Associate Food Scientists assist in all these tasks and more. As an Associate Food Scientist, you may help determine the nutritional value of food or measure deterioration. You may work in a food production facility, laboratory, or factory.
A day in life may include researching different food storage techniques, developing new recipes, or exploring ways to improve current food products. You may also assist in management tasks like maintaining a schedule, creating reports, and taking phone calls.
You'll need a bachelor's degree in food science, agricultural science, or a similar field. It's also helpful to get internship experiences for more job opportunities.
There is more than meets the eye when it comes to being an associate food scientist. For example, did you know that they make an average of $19.61 an hour? That's $40,797 a year!
Between 2018 and 2028, the career is expected to grow 14% and produce 775,300 job opportunities across the U.S.
There are certain skills that many associate food scientists have in order to accomplish their responsibilities. By taking a look through resumes, we were able to narrow down the most common skills for a person in this position. We discovered that a lot of resumes listed communication skills, customer-service skills and physical strength.
When it comes to the most important skills required to be an associate food scientist, we found that a lot of resumes listed 27.0% of associate food scientists included hard-working, while 26.5% of resumes included food safety, and 23.5% of resumes included food products. Hard skills like these are helpful to have when it comes to performing essential job responsibilities.
When it comes to searching for a job, many search for a key term or phrase. Instead, it might be more helpful to search by industry, as you might be missing jobs that you never thought about in industries that you didn't even think offered positions related to the associate food scientist job title. But what industry to start with? Most associate food scientists actually find jobs in the retail and health care industries.
If you're interested in becoming an associate food scientist, one of the first things to consider is how much education you need. We've determined that 32.1% of associate food scientists have a bachelor's degree. In terms of higher education levels, we found that 2.7% of associate food scientists have master's degrees. Even though some associate food scientists have a college degree, it's possible to become one with only a high school degree or GED.
Choosing the right major is always an important step when researching how to become an associate food scientist. When we researched the most common majors for an associate food scientist, we found that they most commonly earn high school diploma degrees or bachelor's degree degrees. Other degrees that we often see on associate food scientist resumes include associate degree degrees or diploma degrees.

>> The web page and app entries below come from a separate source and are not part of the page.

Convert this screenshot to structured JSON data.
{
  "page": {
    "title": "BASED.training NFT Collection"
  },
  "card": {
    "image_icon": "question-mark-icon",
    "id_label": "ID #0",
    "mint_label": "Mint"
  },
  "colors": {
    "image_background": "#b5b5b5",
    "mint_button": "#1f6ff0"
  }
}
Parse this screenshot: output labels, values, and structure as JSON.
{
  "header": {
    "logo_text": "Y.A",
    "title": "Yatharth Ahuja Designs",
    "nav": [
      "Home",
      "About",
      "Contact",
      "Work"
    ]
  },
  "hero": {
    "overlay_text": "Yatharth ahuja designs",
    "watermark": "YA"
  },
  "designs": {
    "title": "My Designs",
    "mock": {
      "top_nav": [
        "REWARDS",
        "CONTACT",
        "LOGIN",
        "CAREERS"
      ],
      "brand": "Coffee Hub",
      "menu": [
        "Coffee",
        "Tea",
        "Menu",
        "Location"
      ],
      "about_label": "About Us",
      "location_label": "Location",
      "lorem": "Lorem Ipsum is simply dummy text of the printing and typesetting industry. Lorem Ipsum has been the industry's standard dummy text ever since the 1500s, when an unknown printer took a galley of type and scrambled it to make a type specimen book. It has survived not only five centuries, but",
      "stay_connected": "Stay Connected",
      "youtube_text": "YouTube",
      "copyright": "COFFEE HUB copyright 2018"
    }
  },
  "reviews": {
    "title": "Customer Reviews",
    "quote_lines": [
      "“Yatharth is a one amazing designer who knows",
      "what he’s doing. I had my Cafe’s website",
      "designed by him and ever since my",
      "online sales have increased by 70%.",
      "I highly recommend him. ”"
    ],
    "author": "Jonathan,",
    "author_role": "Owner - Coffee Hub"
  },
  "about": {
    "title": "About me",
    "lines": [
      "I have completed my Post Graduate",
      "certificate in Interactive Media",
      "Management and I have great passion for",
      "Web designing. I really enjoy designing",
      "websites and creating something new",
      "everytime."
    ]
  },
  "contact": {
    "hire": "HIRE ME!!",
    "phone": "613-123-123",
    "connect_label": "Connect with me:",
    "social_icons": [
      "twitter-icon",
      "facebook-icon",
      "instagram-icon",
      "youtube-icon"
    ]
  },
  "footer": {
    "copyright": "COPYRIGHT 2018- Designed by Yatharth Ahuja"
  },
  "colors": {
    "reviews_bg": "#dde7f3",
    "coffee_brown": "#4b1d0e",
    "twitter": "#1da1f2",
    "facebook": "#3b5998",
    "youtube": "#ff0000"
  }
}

You may find that experience in other jobs will help you become an associate food scientist. In fact, many associate food scientist jobs require experience in a role such as cashier. Meanwhile, many associate food scientists also have previous career experience in roles such as sales associate or customer service representative.